Spackle is a type of paste or putty used to patch holes, hide cracks and even out surfaces. Using ceiling putty is necessary to cover nail heads, dents, dings and other imperfections before the application of the finishing touches.
A standard spackle is made of a type of plaster derived from hydrated calcium sulfate that bonds well to cement boards and drywall ceiling. Spackle can be bought in different sizes and weights at hardware stores, either as a premixed solution or in powder form. If you prefer simplicity, you may want to opt for powder spackle over premixed versions because it's easier to control the consistency by adding water to create a ceiling paste.
How to Spackle a Ceiling Properly
Before working on the ceiling, make sure that the ladders and scaffolds are carefully set and the drywall has been sanded, cleaned and prepped. Open the windows of the room for proper ventilation.
When you're ready, use a putty knife to scrape and remove splinters and debris from the drywall first. Next, place a small amount of spackling paste on the putty knife to apply to the needed areas.
Use a feathering method to spread the spackle in one direction. If necessary, use two types of putty knife, one thin and one wide, to make the application more efficient.
Patching Holes Using Spackle
Scrape the spackle at a right angle to even out the coverage for nail heads and small holes. However, you'll have to use a wire screen or a <ahref="https: www.lowes.com="" projects="" repair-and-maintain="" patch-and-repair-drywall="" "=""> </ahref="https:>self-adhesive mesh patch to fill a hole bigger than 4 inches. This screen must be securely attached to the drywall before applying the first spackle layer.
If you're satisfied with the coverage and application, let the spackle dry for at least four to five hours. Don't forget to sand the holes and uneven surfaces again before applying the second layer.
Repeat the process if you need to apply a third or fourth layer. Make sure to let each layer dry completely between applications so the holes and dents will be more solid. Having too many layers of spackle might make your ceiling look lumpy.
If you have textured drywall, use a sponge to dab on the spackle when you apply the final layer.
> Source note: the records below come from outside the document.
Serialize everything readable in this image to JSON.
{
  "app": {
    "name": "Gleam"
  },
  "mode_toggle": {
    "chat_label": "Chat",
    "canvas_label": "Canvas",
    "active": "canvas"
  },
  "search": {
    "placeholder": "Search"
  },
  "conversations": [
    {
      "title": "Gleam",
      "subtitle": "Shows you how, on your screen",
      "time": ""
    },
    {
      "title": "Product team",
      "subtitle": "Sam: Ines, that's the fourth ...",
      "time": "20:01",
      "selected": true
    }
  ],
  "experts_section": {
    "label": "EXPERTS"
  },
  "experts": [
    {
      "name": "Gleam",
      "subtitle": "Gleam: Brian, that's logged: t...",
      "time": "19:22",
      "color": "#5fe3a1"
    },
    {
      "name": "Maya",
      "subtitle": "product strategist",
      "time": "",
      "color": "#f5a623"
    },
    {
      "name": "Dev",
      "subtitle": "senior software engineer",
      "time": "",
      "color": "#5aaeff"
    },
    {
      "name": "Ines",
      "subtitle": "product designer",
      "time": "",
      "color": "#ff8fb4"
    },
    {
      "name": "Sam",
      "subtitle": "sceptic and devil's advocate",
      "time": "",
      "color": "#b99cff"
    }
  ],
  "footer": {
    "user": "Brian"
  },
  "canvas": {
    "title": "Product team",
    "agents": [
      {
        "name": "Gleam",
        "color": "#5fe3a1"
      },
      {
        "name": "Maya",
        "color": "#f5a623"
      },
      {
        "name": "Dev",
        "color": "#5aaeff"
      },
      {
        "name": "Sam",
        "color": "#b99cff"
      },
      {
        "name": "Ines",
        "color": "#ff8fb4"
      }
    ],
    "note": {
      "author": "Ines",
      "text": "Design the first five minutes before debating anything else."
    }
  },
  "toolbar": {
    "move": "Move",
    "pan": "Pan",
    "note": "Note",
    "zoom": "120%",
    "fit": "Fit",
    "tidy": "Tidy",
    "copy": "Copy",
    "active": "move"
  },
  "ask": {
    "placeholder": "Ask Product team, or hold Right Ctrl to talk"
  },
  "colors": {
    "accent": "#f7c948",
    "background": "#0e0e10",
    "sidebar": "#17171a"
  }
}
Finally, remove extra spackle around holes and surfaces using the putty knife, then sand the areas again one last time. The ceiling is now ready for priming, painting and finishing touches.